What you need to do:
Take the entries below and return them unchanged.

[Items from a data source]
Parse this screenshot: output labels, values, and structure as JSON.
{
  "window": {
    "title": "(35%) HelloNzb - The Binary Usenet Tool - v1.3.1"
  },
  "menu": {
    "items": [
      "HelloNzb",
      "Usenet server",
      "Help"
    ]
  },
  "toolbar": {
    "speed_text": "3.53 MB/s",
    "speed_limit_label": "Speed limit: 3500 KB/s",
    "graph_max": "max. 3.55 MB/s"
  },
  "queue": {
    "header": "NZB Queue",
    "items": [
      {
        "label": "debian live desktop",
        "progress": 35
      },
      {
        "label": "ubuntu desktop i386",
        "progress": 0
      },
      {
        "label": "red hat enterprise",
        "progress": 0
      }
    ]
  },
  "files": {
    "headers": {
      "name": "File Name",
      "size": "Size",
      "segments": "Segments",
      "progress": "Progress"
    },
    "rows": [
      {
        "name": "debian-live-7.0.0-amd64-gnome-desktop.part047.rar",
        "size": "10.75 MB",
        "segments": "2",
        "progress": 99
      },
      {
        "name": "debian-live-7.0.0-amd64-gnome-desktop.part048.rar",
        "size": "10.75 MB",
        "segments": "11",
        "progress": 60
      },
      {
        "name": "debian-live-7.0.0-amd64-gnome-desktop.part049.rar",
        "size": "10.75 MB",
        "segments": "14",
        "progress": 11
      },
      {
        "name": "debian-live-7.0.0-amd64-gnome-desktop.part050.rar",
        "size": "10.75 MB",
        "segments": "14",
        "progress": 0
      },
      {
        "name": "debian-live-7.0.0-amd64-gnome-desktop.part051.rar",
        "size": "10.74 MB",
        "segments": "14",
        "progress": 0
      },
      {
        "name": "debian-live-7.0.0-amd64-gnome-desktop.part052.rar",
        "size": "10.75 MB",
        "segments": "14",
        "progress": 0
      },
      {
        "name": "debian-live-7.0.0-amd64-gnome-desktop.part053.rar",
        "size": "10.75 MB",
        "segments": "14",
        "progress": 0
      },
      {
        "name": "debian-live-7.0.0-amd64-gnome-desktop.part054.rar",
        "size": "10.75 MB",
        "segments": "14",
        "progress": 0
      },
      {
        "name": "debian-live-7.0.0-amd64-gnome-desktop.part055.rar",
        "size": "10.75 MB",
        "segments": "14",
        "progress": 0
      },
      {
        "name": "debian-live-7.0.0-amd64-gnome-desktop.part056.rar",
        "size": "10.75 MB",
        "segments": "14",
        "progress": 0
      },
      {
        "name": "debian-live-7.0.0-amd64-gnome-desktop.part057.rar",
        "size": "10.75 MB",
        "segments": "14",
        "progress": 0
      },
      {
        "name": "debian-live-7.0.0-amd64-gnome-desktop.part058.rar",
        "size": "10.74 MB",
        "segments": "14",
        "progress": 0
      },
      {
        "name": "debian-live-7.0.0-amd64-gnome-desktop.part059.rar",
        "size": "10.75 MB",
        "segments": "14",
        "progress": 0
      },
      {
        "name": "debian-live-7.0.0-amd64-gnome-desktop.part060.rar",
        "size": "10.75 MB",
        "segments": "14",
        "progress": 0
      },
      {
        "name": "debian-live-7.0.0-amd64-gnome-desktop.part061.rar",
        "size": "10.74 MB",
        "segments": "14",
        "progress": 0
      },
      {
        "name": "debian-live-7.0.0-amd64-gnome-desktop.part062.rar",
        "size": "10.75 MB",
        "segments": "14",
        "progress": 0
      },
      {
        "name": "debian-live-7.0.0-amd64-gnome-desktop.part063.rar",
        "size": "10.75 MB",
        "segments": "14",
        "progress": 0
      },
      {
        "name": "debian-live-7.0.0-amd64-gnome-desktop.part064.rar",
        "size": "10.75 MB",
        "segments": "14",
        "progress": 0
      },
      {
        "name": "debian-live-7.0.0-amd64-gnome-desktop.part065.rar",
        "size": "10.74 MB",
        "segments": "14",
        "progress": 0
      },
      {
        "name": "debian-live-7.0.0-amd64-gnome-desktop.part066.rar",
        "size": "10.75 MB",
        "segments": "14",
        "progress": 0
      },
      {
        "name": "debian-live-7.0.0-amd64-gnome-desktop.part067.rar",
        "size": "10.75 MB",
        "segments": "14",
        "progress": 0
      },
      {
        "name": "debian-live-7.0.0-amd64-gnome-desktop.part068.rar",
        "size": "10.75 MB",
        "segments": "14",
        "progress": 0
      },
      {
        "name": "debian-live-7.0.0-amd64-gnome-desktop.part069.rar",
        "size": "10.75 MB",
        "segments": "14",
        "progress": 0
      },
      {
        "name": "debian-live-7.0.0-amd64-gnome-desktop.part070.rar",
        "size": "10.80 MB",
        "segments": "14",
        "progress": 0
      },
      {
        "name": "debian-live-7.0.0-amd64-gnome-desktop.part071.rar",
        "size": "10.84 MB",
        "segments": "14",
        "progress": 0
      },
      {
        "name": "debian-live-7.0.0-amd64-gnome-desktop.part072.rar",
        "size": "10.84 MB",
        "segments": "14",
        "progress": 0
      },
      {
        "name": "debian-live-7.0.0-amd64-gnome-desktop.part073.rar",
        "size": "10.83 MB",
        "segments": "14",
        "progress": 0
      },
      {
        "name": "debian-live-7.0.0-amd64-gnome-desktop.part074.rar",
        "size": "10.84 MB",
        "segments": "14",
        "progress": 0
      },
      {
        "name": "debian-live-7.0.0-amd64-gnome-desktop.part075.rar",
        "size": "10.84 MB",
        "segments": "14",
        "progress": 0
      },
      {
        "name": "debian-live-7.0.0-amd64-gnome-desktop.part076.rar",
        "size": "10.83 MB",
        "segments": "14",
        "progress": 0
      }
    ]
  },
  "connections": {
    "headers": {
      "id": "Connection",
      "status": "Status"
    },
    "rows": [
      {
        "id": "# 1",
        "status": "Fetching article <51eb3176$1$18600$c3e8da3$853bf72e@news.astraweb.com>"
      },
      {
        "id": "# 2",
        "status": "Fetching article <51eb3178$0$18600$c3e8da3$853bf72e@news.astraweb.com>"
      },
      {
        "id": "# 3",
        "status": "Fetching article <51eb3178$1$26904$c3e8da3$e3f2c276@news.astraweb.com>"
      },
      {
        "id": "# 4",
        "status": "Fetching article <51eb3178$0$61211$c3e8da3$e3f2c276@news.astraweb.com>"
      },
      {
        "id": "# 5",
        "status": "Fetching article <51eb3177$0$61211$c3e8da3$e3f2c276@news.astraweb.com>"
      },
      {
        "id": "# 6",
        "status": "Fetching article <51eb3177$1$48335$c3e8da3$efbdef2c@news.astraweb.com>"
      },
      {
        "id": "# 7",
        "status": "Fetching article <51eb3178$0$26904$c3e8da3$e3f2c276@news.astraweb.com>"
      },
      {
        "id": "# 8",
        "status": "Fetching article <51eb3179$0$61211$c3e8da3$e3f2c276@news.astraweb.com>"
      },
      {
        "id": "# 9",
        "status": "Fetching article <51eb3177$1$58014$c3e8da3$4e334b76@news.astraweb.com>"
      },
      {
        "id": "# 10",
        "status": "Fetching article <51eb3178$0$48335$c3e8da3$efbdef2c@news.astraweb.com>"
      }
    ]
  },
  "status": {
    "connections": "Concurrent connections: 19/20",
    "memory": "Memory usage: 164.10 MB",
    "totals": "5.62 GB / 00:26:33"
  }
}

Problem solution:
Parse this screenshot: output labels, values, and structure as JSON.
{
  "window": {
    "title": "(35%) HelloNzb - The Binary Usenet Tool - v1.3.1"
  },
  "menu": {
    "items": [
      "HelloNzb",
      "Usenet server",
      "Help"
    ]
  },
  "toolbar": {
    "speed_text": "3.53 MB/s",
    "speed_limit_label": "Speed limit: 3500 KB/s",
    "graph_max": "max. 3.55 MB/s"
  },
  "queue": {
    "header": "NZB Queue",
    "items": [
      {
        "label": "debian live desktop",
        "progress": 35
      },
      {
        "label": "ubuntu desktop i386",
        "progress": 0
      },
      {
        "label": "red hat enterprise",
        "progress": 0
      }
    ]
  },
  "files": {
    "headers": {
      "name": "File Name",
      "size": "Size",
      "segments": "Segments",
      "progress": "Progress"
    },
    "rows": [
      {
        "name": "debian-live-7.0.0-amd64-gnome-desktop.part047.rar",
        "size": "10.75 MB",
        "segments": "2",
        "progress": 99
      },
      {
        "name": "debian-live-7.0.0-amd64-gnome-desktop.part048.rar",
        "size": "10.75 MB",
        "segments": "11",
        "progress": 60
      },
      {
        "name": "debian-live-7.0.0-amd64-gnome-desktop.part049.rar",
        "size": "10.75 MB",
        "segments": "14",
        "progress": 11
      },
      {
        "name": "debian-live-7.0.0-amd64-gnome-desktop.part050.rar",
        "size": "10.75 MB",
        "segments": "14",
        "progress": 0
      },
      {
        "name": "debian-live-7.0.0-amd64-gnome-desktop.part051.rar",
        "size": "10.74 MB",
        "segments": "14",
        "progress": 0
      },
      {
        "name": "debian-live-7.0.0-amd64-gnome-desktop.part052.rar",
        "size": "10.75 MB",
        "segments": "14",
        "progress": 0
      },
      {
        "name": "debian-live-7.0.0-amd64-gnome-desktop.part053.rar",
        "size": "10.75 MB",
        "segments": "14",
        "progress": 0
      },
      {
        "name": "debian-live-7.0.0-amd64-gnome-desktop.part054.rar",
        "size": "10.75 MB",
        "segments": "14",
        "progress": 0
      },
      {
        "name": "debian-live-7.0.0-amd64-gnome-desktop.part055.rar",
        "size": "10.75 MB",
        "segments": "14",
        "progress": 0
      },
      {
        "name": "debian-live-7.0.0-amd64-gnome-desktop.part056.rar",
        "size": "10.75 MB",
        "segments": "14",
        "progress": 0
      },
      {
        "name": "debian-live-7.0.0-amd64-gnome-desktop.part057.rar",
        "size": "10.75 MB",
        "segments": "14",
        "progress": 0
      },
      {
        "name": "debian-live-7.0.0-amd64-gnome-desktop.part058.rar",
        "size": "10.74 MB",
        "segments": "14",
        "progress": 0
      },
      {
        "name": "debian-live-7.0.0-amd64-gnome-desktop.part059.rar",
        "size": "10.75 MB",
        "segments": "14",
        "progress": 0
      },
      {
        "name": "debian-live-7.0.0-amd64-gnome-desktop.part060.rar",
        "size": "10.75 MB",
        "segments": "14",
        "progress": 0
      },
      {
        "name": "debian-live-7.0.0-amd64-gnome-desktop.part061.rar",
        "size": "10.74 MB",
        "segments": "14",
        "progress": 0
      },
      {
        "name": "debian-live-7.0.0-amd64-gnome-desktop.part062.rar",
        "size": "10.75 MB",
        "segments": "14",
        "progress": 0
      },
      {
        "name": "debian-live-7.0.0-amd64-gnome-desktop.part063.rar",
        "size": "10.75 MB",
        "segments": "14",
        "progress": 0
      },
      {
        "name": "debian-live-7.0.0-amd64-gnome-desktop.part064.rar",
        "size": "10.75 MB",
        "segments": "14",
        "progress": 0
      },
      {
        "name": "debian-live-7.0.0-amd64-gnome-desktop.part065.rar",
        "size": "10.74 MB",
        "segments": "14",
        "progress": 0
      },
      {
        "name": "debian-live-7.0.0-amd64-gnome-desktop.part066.rar",
        "size": "10.75 MB",
        "segments": "14",
        "progress": 0
      },
      {
        "name": "debian-live-7.0.0-amd64-gnome-desktop.part067.rar",
        "size": "10.75 MB",
        "segments": "14",
        "progress": 0
      },
      {
        "name": "debian-live-7.0.0-amd64-gnome-desktop.part068.rar",
        "size": "10.75 MB",
        "segments": "14",
        "progress": 0
      },
      {
        "name": "debian-live-7.0.0-amd64-gnome-desktop.part069.rar",
        "size": "10.75 MB",
        "segments": "14",
        "progress": 0
      },
      {
        "name": "debian-live-7.0.0-amd64-gnome-desktop.part070.rar",
        "size": "10.80 MB",
        "segments": "14",
        "progress": 0
      },
      {
        "name": "debian-live-7.0.0-amd64-gnome-desktop.part071.rar",
        "size": "10.84 MB",
        "segments": "14",
        "progress": 0
      },
      {
        "name": "debian-live-7.0.0-amd64-gnome-desktop.part072.rar",
        "size": "10.84 MB",
        "segments": "14",
        "progress": 0
      },
      {
        "name": "debian-live-7.0.0-amd64-gnome-desktop.part073.rar",
        "size": "10.83 MB",
        "segments": "14",
        "progress": 0
      },
      {
        "name": "debian-live-7.0.0-amd64-gnome-desktop.part074.rar",
        "size": "10.84 MB",
        "segments": "14",
        "progress": 0
      },
      {
        "name": "debian-live-7.0.0-amd64-gnome-desktop.part075.rar",
        "size": "10.84 MB",
        "segments": "14",
        "progress": 0
      },
      {
        "name": "debian-live-7.0.0-amd64-gnome-desktop.part076.rar",
        "size": "10.83 MB",
        "segments": "14",
        "progress": 0
      }
    ]
  },
  "connections": {
    "headers": {
      "id": "Connection",
      "status": "Status"
    },
    "rows": [
      {
        "id": "# 1",
        "status": "Fetching article <51eb3176$1$18600$c3e8da3$853bf72e@news.astraweb.com>"
      },
      {
        "id": "# 2",
        "status": "Fetching article <51eb3178$0$18600$c3e8da3$853bf72e@news.astraweb.com>"
      },
      {
        "id": "# 3",
        "status": "Fetching article <51eb3178$1$26904$c3e8da3$e3f2c276@news.astraweb.com>"
      },
      {
        "id": "# 4",
        "status": "Fetching article <51eb3178$0$61211$c3e8da3$e3f2c276@news.astraweb.com>"
      },
      {
        "id": "# 5",
        "status": "Fetching article <51eb3177$0$61211$c3e8da3$e3f2c276@news.astraweb.com>"
      },
      {
        "id": "# 6",
        "status": "Fetching article <51eb3177$1$48335$c3e8da3$efbdef2c@news.astraweb.com>"
      },
      {
        "id": "# 7",
        "status": "Fetching article <51eb3178$0$26904$c3e8da3$e3f2c276@news.astraweb.com>"
      },
      {
        "id": "# 8",
        "status": "Fetching article <51eb3179$0$61211$c3e8da3$e3f2c276@news.astraweb.com>"
      },
      {
        "id": "# 9",
        "status": "Fetching article <51eb3177$1$58014$c3e8da3$4e334b76@news.astraweb.com>"
      },
      {
        "id": "# 10",
        "status": "Fetching article <51eb3178$0$48335$c3e8da3$efbdef2c@news.astraweb.com>"
      }
    ]
  },
  "status": {
    "connections": "Concurrent connections: 19/20",
    "memory": "Memory usage: 164.10 MB",
    "totals": "5.62 GB / 00:26:33"
  }
}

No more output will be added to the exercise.